Jeff Shults and I made this same question the central exercise of our “Tools for Catalyzing Collaboration” workshop last April. Curiously enough, all four teams came up with proposals that were about catalyzing bottoms-up innovation. Several of our participants came from foundations.    (LHF)

It’s good to see this philosophy starting to spread, but it’s much easier said than done. By definition, creating an emergent space implies uncertain outcomes. People have a very hard time grappling with that uncertainty.    (LHG)

Tomorrow, I fly to Baltimore, then Raleigh for two projects that are very much about emergence. One of them is Imergence (formerly 1Society), which I still haven’t talked much about yet. Trust me, I’m not hiding anything, I’ve just been really busy, but I hope to write more about it soon. It’s been a very satisfying experience so far, not just because of the great people involved, but because of the opportunity to shape the proposal with ideas that I’ve been formulating and refining since founding Blue Oxen Associates almost four years ago.    (LHH)

DARPA’s Bizarre Failures

Today’s Los Angeles Times published, “Army of Extreme Thinkers”, which compares DARPA’s great successes with some of its unusual failures:    (7O)

But the price of success has been an equally impressive record of scientific kookiness. And now, in a darker era of amorphous terrorist threats, even some of its staunchest supporters are feeling a twinge of anxiety over such projects as the Future M A P terrorism market.    (7P)

In the 1970s, DARPA studied telepathy and psychokinesis. Another project was to create a mechanical elephant for traveling through the jungle.    (7Q)

According to the article, 85-90 percent of DARPA’s projects fail to accomplish their stated goals.
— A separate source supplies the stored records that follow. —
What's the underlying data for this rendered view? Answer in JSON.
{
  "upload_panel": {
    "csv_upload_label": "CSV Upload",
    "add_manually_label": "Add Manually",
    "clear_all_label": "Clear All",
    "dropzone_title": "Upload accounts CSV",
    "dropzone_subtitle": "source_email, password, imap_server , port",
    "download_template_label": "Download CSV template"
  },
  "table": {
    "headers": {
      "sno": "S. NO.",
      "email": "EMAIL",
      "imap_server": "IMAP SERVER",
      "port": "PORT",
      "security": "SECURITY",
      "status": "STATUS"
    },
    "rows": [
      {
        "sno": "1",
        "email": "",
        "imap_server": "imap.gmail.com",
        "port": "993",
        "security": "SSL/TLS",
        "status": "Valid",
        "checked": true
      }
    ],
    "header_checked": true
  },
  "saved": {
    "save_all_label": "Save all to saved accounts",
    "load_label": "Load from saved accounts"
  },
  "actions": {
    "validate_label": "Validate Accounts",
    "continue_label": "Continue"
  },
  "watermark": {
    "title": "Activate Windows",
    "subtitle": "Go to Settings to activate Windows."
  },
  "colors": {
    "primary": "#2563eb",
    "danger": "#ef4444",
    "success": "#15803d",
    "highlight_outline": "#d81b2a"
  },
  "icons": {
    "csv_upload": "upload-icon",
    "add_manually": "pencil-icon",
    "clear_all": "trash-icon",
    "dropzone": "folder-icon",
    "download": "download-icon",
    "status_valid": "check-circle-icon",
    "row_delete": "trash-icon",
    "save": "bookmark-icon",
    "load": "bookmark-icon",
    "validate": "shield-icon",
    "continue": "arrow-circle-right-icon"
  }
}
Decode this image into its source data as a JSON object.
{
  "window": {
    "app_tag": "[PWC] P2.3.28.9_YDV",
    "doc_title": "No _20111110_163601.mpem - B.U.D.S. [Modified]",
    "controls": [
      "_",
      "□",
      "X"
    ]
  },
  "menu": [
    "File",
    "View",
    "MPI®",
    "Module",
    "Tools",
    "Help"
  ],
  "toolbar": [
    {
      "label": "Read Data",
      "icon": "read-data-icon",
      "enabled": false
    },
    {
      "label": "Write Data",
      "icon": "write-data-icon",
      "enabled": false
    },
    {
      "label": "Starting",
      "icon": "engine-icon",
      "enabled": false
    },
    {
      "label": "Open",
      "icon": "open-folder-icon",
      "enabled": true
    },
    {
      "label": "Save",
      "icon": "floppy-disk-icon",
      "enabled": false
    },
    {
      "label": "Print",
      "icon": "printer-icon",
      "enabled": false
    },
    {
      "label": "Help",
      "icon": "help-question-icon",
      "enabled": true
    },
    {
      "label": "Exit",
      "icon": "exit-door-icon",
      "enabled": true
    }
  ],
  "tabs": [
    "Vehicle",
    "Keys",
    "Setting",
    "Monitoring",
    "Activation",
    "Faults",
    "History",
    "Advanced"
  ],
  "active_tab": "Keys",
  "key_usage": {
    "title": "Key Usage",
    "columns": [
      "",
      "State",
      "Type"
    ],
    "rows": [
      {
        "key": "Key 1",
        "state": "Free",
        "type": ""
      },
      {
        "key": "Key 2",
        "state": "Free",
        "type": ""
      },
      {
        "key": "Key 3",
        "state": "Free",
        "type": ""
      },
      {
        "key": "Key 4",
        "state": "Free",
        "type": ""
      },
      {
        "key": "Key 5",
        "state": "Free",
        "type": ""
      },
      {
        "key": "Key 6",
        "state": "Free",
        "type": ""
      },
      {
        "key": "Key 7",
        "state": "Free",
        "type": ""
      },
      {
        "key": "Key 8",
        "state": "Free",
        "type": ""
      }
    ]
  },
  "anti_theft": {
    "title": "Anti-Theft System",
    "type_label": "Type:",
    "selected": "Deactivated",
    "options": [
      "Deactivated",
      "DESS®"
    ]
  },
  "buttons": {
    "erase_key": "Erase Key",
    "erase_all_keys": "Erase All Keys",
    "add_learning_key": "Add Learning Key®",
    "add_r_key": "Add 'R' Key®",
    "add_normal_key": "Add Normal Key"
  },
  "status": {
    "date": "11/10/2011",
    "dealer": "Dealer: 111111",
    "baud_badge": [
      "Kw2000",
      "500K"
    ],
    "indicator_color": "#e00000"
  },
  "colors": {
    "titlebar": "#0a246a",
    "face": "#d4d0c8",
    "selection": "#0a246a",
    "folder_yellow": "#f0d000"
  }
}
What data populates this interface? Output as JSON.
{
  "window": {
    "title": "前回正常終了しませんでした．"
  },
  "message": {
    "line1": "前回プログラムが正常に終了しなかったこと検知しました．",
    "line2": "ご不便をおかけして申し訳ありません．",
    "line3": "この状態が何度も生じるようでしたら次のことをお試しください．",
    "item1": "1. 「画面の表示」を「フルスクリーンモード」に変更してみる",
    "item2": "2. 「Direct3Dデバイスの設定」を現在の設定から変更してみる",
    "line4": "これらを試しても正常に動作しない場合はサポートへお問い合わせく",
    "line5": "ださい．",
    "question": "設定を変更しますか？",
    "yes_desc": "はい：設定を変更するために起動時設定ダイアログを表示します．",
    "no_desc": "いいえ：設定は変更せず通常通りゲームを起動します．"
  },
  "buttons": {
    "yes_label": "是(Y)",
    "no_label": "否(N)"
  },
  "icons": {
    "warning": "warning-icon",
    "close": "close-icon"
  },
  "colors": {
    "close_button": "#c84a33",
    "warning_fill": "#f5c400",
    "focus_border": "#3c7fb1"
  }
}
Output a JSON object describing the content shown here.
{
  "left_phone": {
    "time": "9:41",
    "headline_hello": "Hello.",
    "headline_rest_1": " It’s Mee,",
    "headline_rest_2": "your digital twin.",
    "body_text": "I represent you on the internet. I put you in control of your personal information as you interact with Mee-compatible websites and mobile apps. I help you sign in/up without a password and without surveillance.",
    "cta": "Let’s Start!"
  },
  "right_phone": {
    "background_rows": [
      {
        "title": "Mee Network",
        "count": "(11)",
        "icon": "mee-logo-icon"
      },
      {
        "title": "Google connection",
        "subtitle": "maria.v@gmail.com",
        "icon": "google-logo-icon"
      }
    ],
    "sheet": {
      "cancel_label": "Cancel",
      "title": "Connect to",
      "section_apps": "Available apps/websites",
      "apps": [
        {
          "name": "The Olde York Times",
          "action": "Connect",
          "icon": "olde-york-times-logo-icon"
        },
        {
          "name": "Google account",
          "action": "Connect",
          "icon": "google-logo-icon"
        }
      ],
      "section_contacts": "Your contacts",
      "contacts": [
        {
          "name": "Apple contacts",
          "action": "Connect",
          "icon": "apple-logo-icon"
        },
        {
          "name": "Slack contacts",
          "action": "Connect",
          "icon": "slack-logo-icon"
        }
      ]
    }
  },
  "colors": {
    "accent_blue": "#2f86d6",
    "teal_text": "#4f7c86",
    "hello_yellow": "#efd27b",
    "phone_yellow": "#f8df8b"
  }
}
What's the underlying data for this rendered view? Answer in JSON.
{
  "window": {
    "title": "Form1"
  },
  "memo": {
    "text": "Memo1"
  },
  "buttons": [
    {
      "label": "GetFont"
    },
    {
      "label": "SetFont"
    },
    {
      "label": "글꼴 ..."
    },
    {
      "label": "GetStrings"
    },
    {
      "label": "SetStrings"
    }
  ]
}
Nevertheless, Paul Saffo is quoted as saying that DARPA has “paid back its investment by orders of magnitude.” I would love to see a study that showed this.    (7R)

This year, DARPA granted $2.7 billion on more than 200 projects, including $12 million for creating a brain-machine interface.    (7S)

This article makes me think of Donald E. Stokes’s Pasteur’s Quadrant: Basic Science and Technological Innovation (Brookings Institution Press 1997). When I get a chance, I’ll pull up my notes and post a review.    (7T)